PARADISE: LOVE – The latest work by Ulrich Seidl, perhaps best known to our audiences for Dog Days, which John Waters selected to present at MFF in 2004. Seidl’s films can be brutal both in their visual content and their emotional honesty, and he delivered a dark masterpiece of sorts with 2007’s Import/Export. Here, with this first film in a projected “Paradise” trilogy, he looks at middle-aged Austrian women who travel to Kenya to indulge in sexual tourism. Seidl’s eye remains as unflinching as ever, and certainly this film could come across as shocking to those not familiar with his work; but in the context of that body, Paradise: Love felt almost gentle in comparison, at times evoking the wit and humor we might expect from a Todd Solondz or Alexander Payne tackling this subject.

In short: TIFF’s presentation and curatorial skills remain exemplary. Stay tuned, as MFF’s programmers each take in another 40+ films apiece by the end of the week, and we continue to report back here and on the MFF’s Twitter.

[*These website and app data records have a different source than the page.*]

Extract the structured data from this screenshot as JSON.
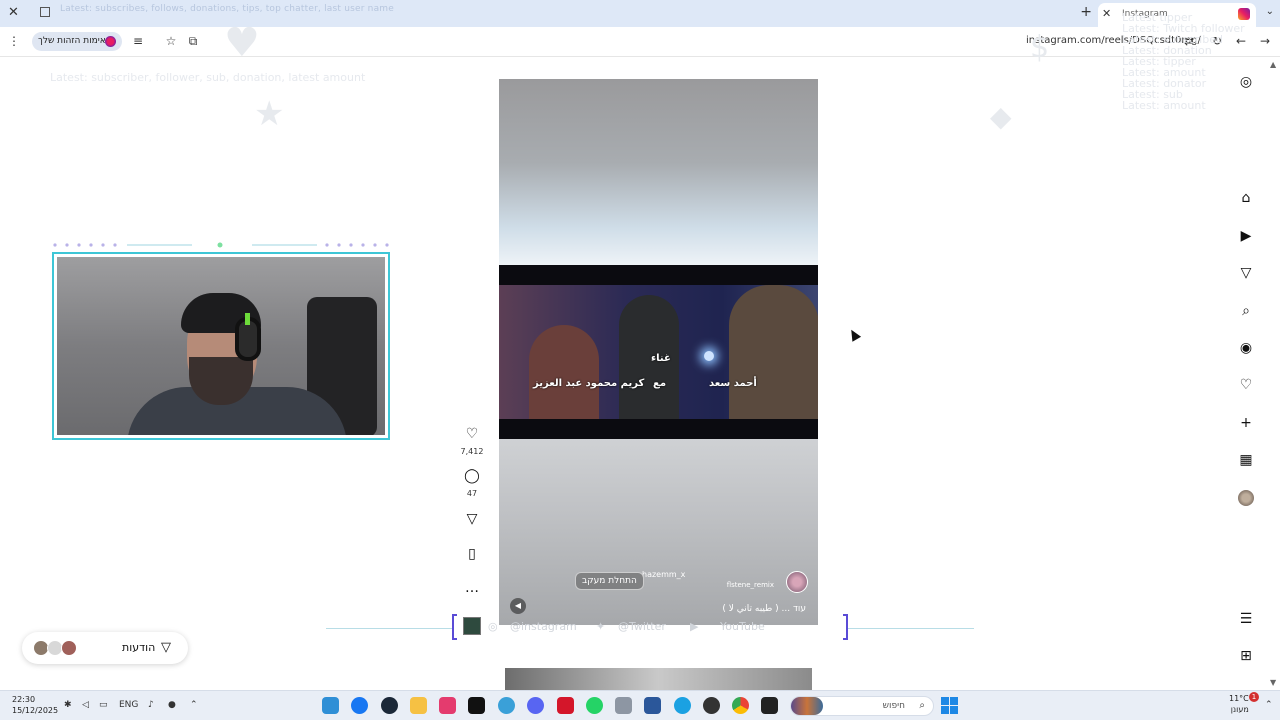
{
  "browser": {
    "tab_title": "Instagram",
    "url": "instagram.com/reels/DSQcsdt0mg/",
    "overlay_ticker": "Latest: subscribes, follows, donations, tips, top chatter, last user name",
    "verify_identity": "אימות הזהות שלך"
  },
  "overlay": {
    "top_left_text": "Latest: subscriber, follower, sub, donation, latest amount",
    "top_right_lines": [
      "Latest tipper",
      "Latest: Twitch follower",
      "Latest: subscribed",
      "Latest: donation",
      "Latest: tipper",
      "Latest: amount",
      "Latest: donator",
      "Latest: sub",
      "Latest: amount"
    ]
  },
  "reel": {
    "subtitles": {
      "singing": "غناء",
      "with": "مع",
      "artist_left": "كريم محمود عبد العزيز",
      "artist_right": "أحمد سعد"
    },
    "username": "flstene_remix",
    "follow_button": "התחלת מעקב",
    "tagged_user": "hazemm_x",
    "caption": "( طيبه تاني لا ) ... עוד"
  },
  "actions": {
    "likes": "7,412",
    "comments": "47"
  },
  "social_bar": {
    "instagram": "@instagram",
    "twitter": "@Twitter",
    "youtube": "YouTube"
  },
  "notifications": {
    "label": "הודעות"
  },
  "taskbar": {
    "time": "22:30",
    "date": "15/12/2025",
    "language": "ENG",
    "search_placeholder": "חיפוש",
    "weather_temp": "11°C",
    "weather_desc": "מעונן",
    "badge": "1"
  },
  "colors": {
    "accent_cyan": "#3ec6d6",
    "bracket_purple": "#5a4bd6",
    "taskbar_bg": "#e9eef6",
    "tab_bar": "#dee8f7"
  }
}
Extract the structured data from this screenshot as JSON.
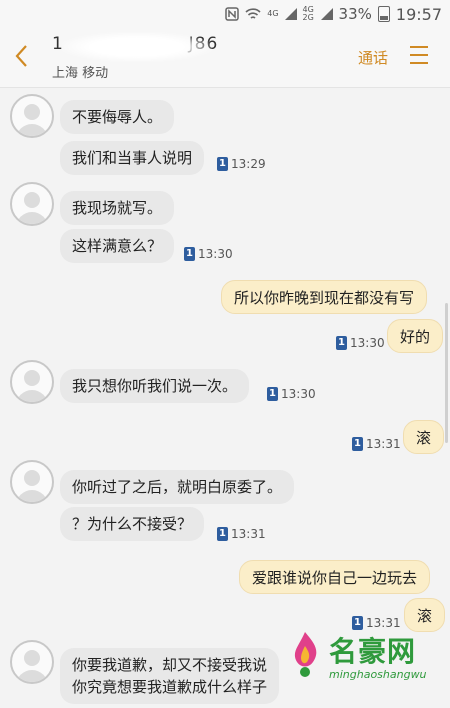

MFF Programming Director Eric Allen Hatch and Programming Administrator Scott Braid